Items from an interface collection:
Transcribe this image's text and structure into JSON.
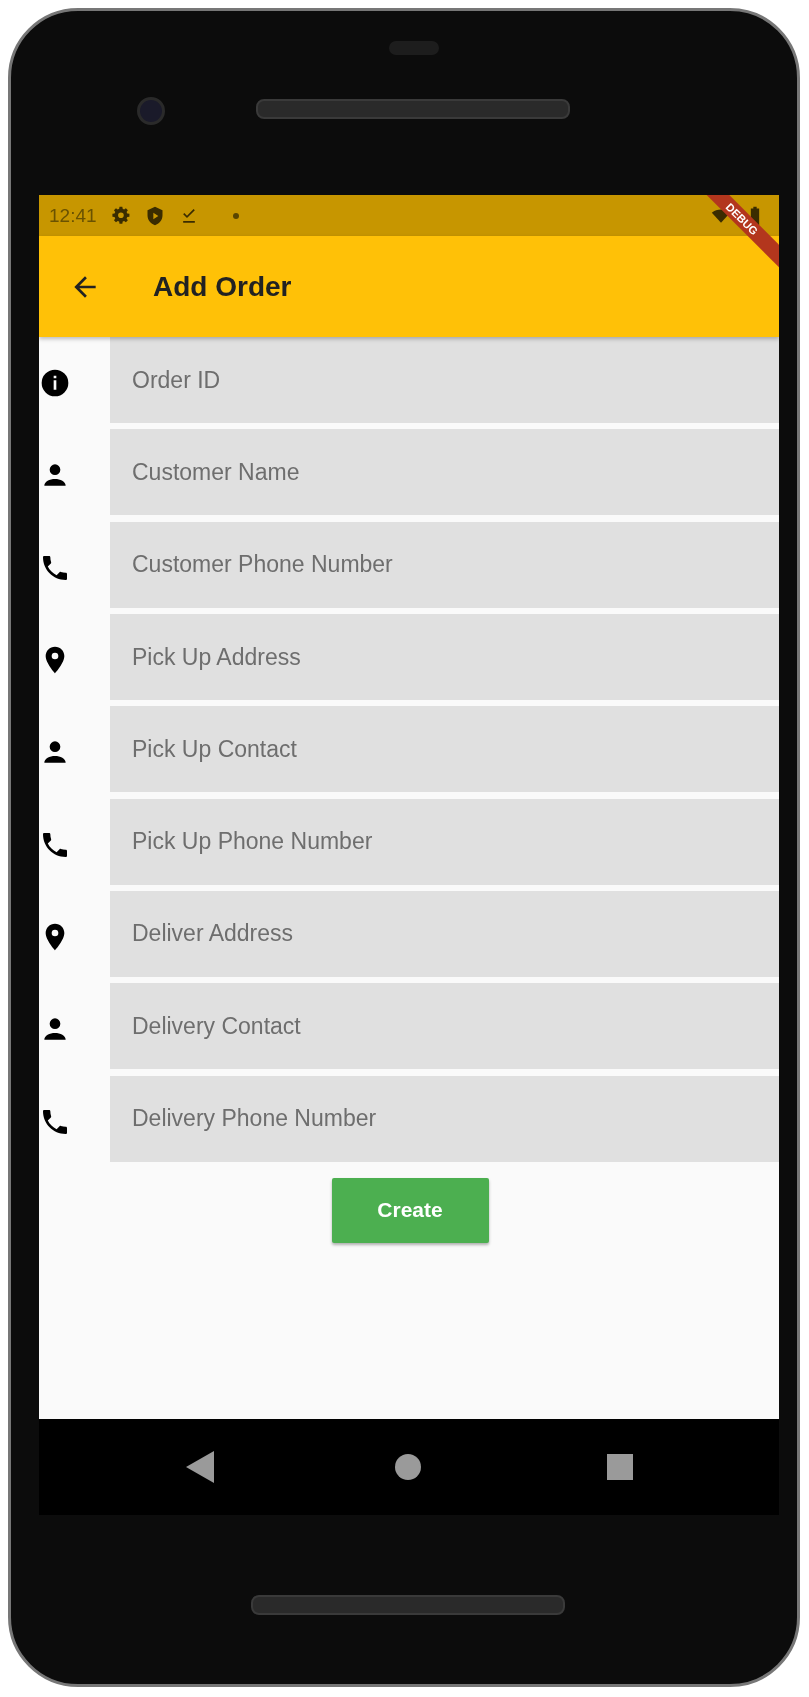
{
  "status_bar": {
    "time": "12:41",
    "debug_banner": "DEBUG"
  },
  "app_bar": {
    "title": "Add Order"
  },
  "fields": [
    {
      "kind": "info",
      "placeholder": "Order ID"
    },
    {
      "kind": "person",
      "placeholder": "Customer Name"
    },
    {
      "kind": "phone",
      "placeholder": "Customer Phone Number"
    },
    {
      "kind": "address",
      "placeholder": "Pick Up Address"
    },
    {
      "kind": "person",
      "placeholder": "Pick Up Contact"
    },
    {
      "kind": "phone",
      "placeholder": "Pick Up Phone Number"
    },
    {
      "kind": "address",
      "placeholder": "Deliver Address"
    },
    {
      "kind": "person",
      "placeholder": "Delivery Contact"
    },
    {
      "kind": "phone",
      "placeholder": "Delivery Phone Number"
    }
  ],
  "create_button": {
    "label": "Create"
  }
}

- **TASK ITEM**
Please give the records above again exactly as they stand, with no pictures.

- **SOLUTION FOR THIS EXERCISE**
Transcribe this image's text and structure into JSON.
{
  "status_bar": {
    "time": "12:41",
    "debug_banner": "DEBUG"
  },
  "app_bar": {
    "title": "Add Order"
  },
  "fields": [
    {
      "kind": "info",
      "placeholder": "Order ID"
    },
    {
      "kind": "person",
      "placeholder": "Customer Name"
    },
    {
      "kind": "phone",
      "placeholder": "Customer Phone Number"
    },
    {
      "kind": "address",
      "placeholder": "Pick Up Address"
    },
    {
      "kind": "person",
      "placeholder": "Pick Up Contact"
    },
    {
      "kind": "phone",
      "placeholder": "Pick Up Phone Number"
    },
    {
      "kind": "address",
      "placeholder": "Deliver Address"
    },
    {
      "kind": "person",
      "placeholder": "Delivery Contact"
    },
    {
      "kind": "phone",
      "placeholder": "Delivery Phone Number"
    }
  ],
  "create_button": {
    "label": "Create"
  }
}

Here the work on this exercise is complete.